%%

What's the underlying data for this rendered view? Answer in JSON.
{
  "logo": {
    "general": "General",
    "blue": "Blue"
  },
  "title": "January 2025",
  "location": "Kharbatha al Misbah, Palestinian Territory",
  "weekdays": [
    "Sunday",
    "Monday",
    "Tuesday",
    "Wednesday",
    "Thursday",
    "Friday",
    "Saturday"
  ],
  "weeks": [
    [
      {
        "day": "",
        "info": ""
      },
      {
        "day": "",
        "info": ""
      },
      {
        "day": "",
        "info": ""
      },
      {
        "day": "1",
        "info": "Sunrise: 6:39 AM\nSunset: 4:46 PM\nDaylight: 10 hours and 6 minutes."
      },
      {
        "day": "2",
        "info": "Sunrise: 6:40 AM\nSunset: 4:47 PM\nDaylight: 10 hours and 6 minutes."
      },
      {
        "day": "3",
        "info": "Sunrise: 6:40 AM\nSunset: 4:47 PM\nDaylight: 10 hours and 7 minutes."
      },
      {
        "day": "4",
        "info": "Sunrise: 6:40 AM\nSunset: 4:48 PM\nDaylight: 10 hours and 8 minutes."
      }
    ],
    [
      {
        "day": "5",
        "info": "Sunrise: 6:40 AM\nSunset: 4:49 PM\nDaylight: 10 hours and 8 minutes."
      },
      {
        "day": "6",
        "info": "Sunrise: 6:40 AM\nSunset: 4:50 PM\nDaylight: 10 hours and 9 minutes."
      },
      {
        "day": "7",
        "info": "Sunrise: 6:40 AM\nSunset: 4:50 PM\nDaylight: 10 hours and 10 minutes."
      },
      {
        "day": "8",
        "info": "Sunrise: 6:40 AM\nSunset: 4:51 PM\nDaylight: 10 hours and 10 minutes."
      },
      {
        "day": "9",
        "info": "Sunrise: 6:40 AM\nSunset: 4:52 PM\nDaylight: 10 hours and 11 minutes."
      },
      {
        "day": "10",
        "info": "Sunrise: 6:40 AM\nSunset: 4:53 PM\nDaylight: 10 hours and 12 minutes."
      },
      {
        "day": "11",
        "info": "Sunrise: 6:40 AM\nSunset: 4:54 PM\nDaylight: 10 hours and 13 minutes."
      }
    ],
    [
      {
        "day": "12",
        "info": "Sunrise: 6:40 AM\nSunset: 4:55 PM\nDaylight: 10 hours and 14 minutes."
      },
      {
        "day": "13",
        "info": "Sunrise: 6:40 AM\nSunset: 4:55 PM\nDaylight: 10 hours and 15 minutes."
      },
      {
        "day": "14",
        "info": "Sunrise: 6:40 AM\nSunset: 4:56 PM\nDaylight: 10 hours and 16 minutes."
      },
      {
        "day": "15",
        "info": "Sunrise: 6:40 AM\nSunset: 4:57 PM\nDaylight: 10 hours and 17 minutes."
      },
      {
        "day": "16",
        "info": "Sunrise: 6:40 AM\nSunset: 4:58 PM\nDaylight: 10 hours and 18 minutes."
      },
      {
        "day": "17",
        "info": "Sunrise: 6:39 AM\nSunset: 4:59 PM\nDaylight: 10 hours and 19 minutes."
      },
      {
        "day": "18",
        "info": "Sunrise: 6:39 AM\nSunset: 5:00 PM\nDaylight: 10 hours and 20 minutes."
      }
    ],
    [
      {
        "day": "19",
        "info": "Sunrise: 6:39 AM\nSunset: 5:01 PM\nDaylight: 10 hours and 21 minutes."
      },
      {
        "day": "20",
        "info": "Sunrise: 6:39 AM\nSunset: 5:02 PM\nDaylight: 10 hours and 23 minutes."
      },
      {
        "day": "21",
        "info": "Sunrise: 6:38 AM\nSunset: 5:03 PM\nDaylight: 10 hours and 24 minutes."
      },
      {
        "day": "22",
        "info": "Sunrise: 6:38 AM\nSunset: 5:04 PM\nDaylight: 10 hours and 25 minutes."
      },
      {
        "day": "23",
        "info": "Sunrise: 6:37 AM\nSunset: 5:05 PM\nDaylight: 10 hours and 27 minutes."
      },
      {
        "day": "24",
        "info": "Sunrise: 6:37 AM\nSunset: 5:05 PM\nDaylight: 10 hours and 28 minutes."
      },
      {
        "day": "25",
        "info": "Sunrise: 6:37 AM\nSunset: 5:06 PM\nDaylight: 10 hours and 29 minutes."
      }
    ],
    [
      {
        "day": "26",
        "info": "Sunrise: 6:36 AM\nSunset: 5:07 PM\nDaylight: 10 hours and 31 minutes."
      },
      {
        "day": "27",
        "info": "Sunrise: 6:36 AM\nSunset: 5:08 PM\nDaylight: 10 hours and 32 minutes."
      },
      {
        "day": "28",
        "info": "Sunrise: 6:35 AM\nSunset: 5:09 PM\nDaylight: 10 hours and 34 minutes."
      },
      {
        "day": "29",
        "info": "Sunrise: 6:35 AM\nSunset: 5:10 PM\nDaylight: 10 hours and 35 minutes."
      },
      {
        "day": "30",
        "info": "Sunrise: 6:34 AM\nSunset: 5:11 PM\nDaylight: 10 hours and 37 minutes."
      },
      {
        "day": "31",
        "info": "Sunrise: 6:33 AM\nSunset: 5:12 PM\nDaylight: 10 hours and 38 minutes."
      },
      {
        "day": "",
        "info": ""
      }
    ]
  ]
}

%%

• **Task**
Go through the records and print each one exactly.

• **Result of the exercise**
What's the underlying data for this rendered view? Answer in JSON.
{
  "logo": {
    "general": "General",
    "blue": "Blue"
  },
  "title": "January 2025",
  "location": "Kharbatha al Misbah, Palestinian Territory",
  "weekdays": [
    "Sunday",
    "Monday",
    "Tuesday",
    "Wednesday",
    "Thursday",
    "Friday",
    "Saturday"
  ],
  "weeks": [
    [
      {
        "day": "",
        "info": ""
      },
      {
        "day": "",
        "info": ""
      },
      {
        "day": "",
        "info": ""
      },
      {
        "day": "1",
        "info": "Sunrise: 6:39 AM\nSunset: 4:46 PM\nDaylight: 10 hours and 6 minutes."
      },
      {
        "day": "2",
        "info": "Sunrise: 6:40 AM\nSunset: 4:47 PM\nDaylight: 10 hours and 6 minutes."
      },
      {
        "day": "3",
        "info": "Sunrise: 6:40 AM\nSunset: 4:47 PM\nDaylight: 10 hours and 7 minutes."
      },
      {
        "day": "4",
        "info": "Sunrise: 6:40 AM\nSunset: 4:48 PM\nDaylight: 10 hours and 8 minutes."
      }
    ],
    [
      {
        "day": "5",
        "info": "Sunrise: 6:40 AM\nSunset: 4:49 PM\nDaylight: 10 hours and 8 minutes."
      },
      {
        "day": "6",
        "info": "Sunrise: 6:40 AM\nSunset: 4:50 PM\nDaylight: 10 hours and 9 minutes."
      },
      {
        "day": "7",
        "info": "Sunrise: 6:40 AM\nSunset: 4:50 PM\nDaylight: 10 hours and 10 minutes."
      },
      {
        "day": "8",
        "info": "Sunrise: 6:40 AM\nSunset: 4:51 PM\nDaylight: 10 hours and 10 minutes."
      },
      {
        "day": "9",
        "info": "Sunrise: 6:40 AM\nSunset: 4:52 PM\nDaylight: 10 hours and 11 minutes."
      },
      {
        "day": "10",
        "info": "Sunrise: 6:40 AM\nSunset: 4:53 PM\nDaylight: 10 hours and 12 minutes."
      },
      {
        "day": "11",
        "info": "Sunrise: 6:40 AM\nSunset: 4:54 PM\nDaylight: 10 hours and 13 minutes."
      }
    ],
    [
      {
        "day": "12",
        "info": "Sunrise: 6:40 AM\nSunset: 4:55 PM\nDaylight: 10 hours and 14 minutes."
      },
      {
        "day": "13",
        "info": "Sunrise: 6:40 AM\nSunset: 4:55 PM\nDaylight: 10 hours and 15 minutes."
      },
      {
        "day": "14",
        "info": "Sunrise: 6:40 AM\nSunset: 4:56 PM\nDaylight: 10 hours and 16 minutes."
      },
      {
        "day": "15",
        "info": "Sunrise: 6:40 AM\nSunset: 4:57 PM\nDaylight: 10 hours and 17 minutes."
      },
      {
        "day": "16",
        "info": "Sunrise: 6:40 AM\nSunset: 4:58 PM\nDaylight: 10 hours and 18 minutes."
      },
      {
        "day": "17",
        "info": "Sunrise: 6:39 AM\nSunset: 4:59 PM\nDaylight: 10 hours and 19 minutes."
      },
      {
        "day": "18",
        "info": "Sunrise: 6:39 AM\nSunset: 5:00 PM\nDaylight: 10 hours and 20 minutes."
      }
    ],
    [
      {
        "day": "19",
        "info": "Sunrise: 6:39 AM\nSunset: 5:01 PM\nDaylight: 10 hours and 21 minutes."
      },
      {
        "day": "20",
        "info": "Sunrise: 6:39 AM\nSunset: 5:02 PM\nDaylight: 10 hours and 23 minutes."
      },
      {
        "day": "21",
        "info": "Sunrise: 6:38 AM\nSunset: 5:03 PM\nDaylight: 10 hours and 24 minutes."
      },
      {
        "day": "22",
        "info": "Sunrise: 6:38 AM\nSunset: 5:04 PM\nDaylight: 10 hours and 25 minutes."
      },
      {
        "day": "23",
        "info": "Sunrise: 6:37 AM\nSunset: 5:05 PM\nDaylight: 10 hours and 27 minutes."
      },
      {
        "day": "24",
        "info": "Sunrise: 6:37 AM\nSunset: 5:05 PM\nDaylight: 10 hours and 28 minutes."
      },
      {
        "day": "25",
        "info": "Sunrise: 6:37 AM\nSunset: 5:06 PM\nDaylight: 10 hours and 29 minutes."
      }
    ],
    [
      {
        "day": "26",
        "info": "Sunrise: 6:36 AM\nSunset: 5:07 PM\nDaylight: 10 hours and 31 minutes."
      },
      {
        "day": "27",
        "info": "Sunrise: 6:36 AM\nSunset: 5:08 PM\nDaylight: 10 hours and 32 minutes."
      },
      {
        "day": "28",
        "info": "Sunrise: 6:35 AM\nSunset: 5:09 PM\nDaylight: 10 hours and 34 minutes."
      },
      {
        "day": "29",
        "info": "Sunrise: 6:35 AM\nSunset: 5:10 PM\nDaylight: 10 hours and 35 minutes."
      },
      {
        "day": "30",
        "info": "Sunrise: 6:34 AM\nSunset: 5:11 PM\nDaylight: 10 hours and 37 minutes."
      },
      {
        "day": "31",
        "info": "Sunrise: 6:33 AM\nSunset: 5:12 PM\nDaylight: 10 hours and 38 minutes."
      },
      {
        "day": "",
        "info": ""
      }
    ]
  ]
}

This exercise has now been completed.